Dataset records: Begin
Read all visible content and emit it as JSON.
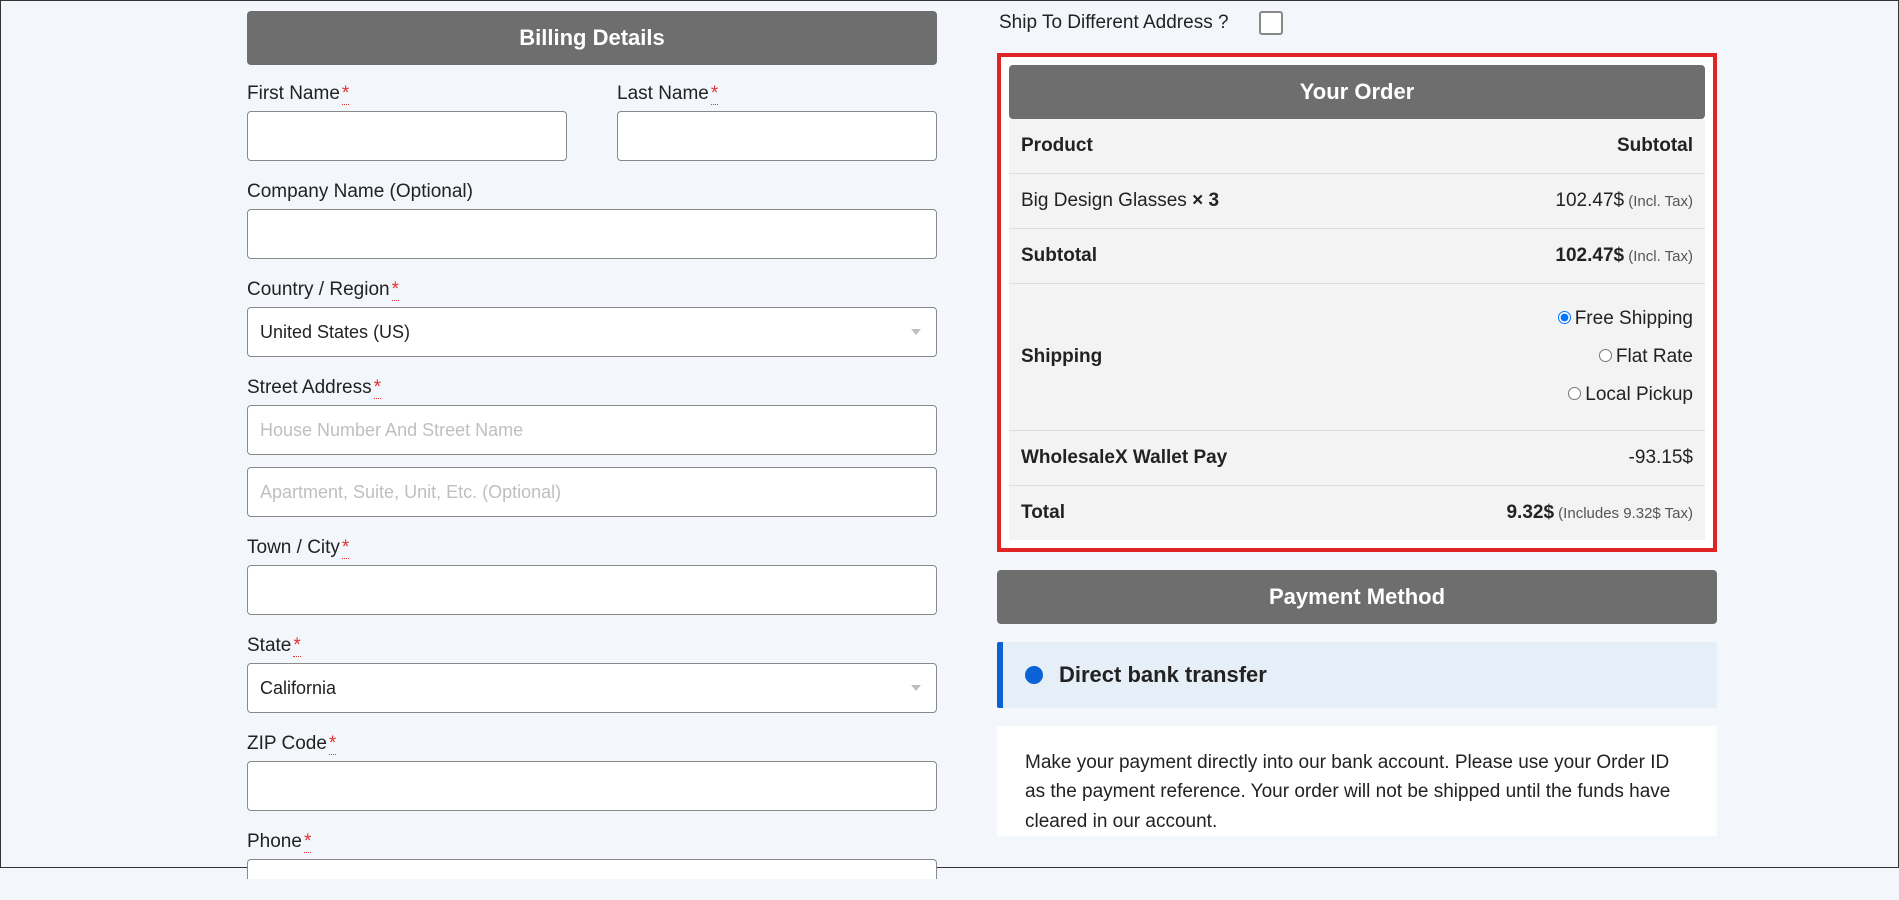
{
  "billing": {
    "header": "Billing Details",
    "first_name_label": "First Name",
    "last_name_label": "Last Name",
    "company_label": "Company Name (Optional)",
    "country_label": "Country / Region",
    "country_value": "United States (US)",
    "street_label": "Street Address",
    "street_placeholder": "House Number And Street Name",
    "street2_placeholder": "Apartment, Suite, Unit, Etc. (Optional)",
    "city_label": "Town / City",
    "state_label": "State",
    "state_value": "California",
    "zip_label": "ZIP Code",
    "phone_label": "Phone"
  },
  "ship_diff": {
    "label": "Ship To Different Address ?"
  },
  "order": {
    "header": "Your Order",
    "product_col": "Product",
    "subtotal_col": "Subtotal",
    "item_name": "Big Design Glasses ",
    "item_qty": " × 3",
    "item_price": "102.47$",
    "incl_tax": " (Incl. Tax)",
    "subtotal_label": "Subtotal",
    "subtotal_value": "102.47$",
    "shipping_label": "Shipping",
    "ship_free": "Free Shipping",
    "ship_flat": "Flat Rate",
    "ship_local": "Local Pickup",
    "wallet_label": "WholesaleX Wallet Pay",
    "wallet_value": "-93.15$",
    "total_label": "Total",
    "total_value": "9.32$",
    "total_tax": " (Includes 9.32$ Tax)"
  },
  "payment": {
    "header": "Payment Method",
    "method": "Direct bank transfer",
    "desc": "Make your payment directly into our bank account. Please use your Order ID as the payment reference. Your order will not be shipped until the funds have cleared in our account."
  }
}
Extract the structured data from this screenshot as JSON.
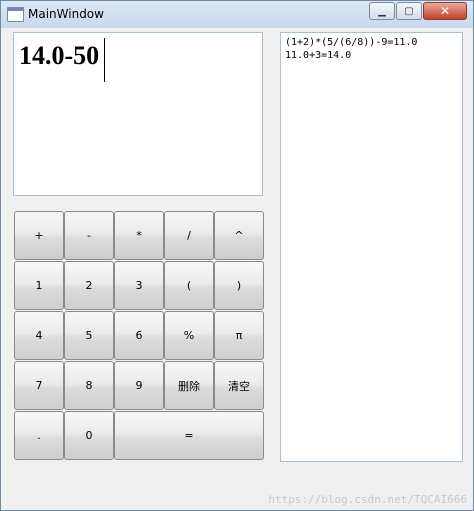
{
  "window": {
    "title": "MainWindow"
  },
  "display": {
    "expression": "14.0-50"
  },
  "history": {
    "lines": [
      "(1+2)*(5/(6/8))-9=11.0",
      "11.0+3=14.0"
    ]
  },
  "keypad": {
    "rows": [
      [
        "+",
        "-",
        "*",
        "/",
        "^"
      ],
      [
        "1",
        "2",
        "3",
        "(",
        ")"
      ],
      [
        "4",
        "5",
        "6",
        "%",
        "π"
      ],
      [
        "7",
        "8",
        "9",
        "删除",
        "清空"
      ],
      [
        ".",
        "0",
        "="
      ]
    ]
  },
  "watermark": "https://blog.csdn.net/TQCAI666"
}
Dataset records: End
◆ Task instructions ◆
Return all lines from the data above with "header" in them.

◆ Response ◆
    "header": "Billing Details",
    "header": "Your Order",
    "header": "Payment Method",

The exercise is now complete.